Your objective → Find every line in the records below that contains "true", and copy it.

Material for the task →
□ □ □ □ □

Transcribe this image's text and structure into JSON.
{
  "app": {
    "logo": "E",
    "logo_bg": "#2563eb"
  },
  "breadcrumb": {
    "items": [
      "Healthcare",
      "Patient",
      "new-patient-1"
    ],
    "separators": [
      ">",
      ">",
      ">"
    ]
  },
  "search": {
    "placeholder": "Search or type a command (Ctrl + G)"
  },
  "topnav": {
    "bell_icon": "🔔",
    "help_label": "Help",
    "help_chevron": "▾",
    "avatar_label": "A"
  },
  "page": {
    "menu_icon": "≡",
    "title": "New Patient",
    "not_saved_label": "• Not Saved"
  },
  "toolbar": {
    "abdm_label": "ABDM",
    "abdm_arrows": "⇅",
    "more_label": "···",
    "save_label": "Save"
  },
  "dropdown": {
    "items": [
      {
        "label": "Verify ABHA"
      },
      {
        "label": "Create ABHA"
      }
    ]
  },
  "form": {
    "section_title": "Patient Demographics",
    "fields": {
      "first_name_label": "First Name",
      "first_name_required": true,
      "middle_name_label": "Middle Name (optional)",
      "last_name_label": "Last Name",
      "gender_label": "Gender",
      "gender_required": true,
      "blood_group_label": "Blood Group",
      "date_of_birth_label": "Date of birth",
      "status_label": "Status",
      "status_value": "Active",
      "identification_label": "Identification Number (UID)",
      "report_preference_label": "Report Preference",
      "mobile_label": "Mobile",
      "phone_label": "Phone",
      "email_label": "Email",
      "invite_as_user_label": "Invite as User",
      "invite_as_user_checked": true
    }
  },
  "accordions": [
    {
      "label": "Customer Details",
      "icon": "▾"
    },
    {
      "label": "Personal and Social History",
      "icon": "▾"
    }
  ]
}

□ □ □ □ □

Exercise output →
      "first_name_required": true,
      "gender_required": true,
      "invite_as_user_checked": true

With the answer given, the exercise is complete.